** Work item **
Copy the lines verbatim, beginning with the line that contains "Output a JSON" and continuing through the end of the data, and only those lines.

** Extracted information **
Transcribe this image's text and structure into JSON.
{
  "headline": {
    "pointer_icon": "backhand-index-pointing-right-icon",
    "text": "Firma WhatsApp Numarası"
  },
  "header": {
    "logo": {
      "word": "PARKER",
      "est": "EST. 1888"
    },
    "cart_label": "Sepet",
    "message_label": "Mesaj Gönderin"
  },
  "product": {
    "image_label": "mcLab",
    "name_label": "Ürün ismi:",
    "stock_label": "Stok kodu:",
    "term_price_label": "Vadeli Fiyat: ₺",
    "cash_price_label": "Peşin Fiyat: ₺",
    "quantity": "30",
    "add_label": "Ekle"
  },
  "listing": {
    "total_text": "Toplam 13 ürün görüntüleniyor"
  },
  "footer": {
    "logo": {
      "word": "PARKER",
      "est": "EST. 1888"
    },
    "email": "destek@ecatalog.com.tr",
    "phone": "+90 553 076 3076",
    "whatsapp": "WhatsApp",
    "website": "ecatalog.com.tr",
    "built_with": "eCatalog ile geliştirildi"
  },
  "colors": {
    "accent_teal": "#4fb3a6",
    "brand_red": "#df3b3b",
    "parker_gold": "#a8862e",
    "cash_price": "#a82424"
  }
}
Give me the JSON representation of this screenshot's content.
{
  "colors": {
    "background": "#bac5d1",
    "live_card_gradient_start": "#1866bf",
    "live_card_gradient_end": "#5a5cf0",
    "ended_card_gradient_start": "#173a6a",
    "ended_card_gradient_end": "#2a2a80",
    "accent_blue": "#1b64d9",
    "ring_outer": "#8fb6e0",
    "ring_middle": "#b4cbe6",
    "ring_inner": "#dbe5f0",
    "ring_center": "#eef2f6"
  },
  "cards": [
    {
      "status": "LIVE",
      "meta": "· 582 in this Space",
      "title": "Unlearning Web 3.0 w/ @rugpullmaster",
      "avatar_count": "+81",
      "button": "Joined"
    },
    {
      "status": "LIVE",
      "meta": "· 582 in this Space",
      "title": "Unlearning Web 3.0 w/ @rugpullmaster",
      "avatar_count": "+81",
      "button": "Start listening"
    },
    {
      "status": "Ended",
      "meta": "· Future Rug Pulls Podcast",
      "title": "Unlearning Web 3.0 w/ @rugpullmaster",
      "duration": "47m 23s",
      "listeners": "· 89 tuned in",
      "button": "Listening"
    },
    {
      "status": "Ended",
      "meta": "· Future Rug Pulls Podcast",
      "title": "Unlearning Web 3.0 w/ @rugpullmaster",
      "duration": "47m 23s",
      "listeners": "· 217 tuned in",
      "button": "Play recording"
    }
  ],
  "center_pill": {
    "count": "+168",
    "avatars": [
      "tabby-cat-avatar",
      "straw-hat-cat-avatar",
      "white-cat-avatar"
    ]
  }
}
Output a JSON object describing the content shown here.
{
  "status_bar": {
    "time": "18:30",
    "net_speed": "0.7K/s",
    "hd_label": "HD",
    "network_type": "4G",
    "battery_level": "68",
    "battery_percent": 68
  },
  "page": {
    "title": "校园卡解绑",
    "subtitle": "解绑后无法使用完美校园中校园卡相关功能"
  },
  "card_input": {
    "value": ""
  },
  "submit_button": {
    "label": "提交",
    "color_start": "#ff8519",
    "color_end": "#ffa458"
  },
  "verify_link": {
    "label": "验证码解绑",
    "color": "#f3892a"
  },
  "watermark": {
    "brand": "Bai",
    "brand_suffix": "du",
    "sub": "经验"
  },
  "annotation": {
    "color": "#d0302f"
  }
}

** Solution to the exercise **
Output a JSON object describing the content shown here.
{
  "status_bar": {
    "time": "18:30",
    "net_speed": "0.7K/s",
    "hd_label": "HD",
    "network_type": "4G",
    "battery_level": "68",
    "battery_percent": 68
  },
  "page": {
    "title": "校园卡解绑",
    "subtitle": "解绑后无法使用完美校园中校园卡相关功能"
  },
  "card_input": {
    "value": ""
  },
  "submit_button": {
    "label": "提交",
    "color_start": "#ff8519",
    "color_end": "#ffa458"
  },
  "verify_link": {
    "label": "验证码解绑",
    "color": "#f3892a"
  },
  "watermark": {
    "brand": "Bai",
    "brand_suffix": "du",
    "sub": "经验"
  },
  "annotation": {
    "color": "#d0302f"
  }
}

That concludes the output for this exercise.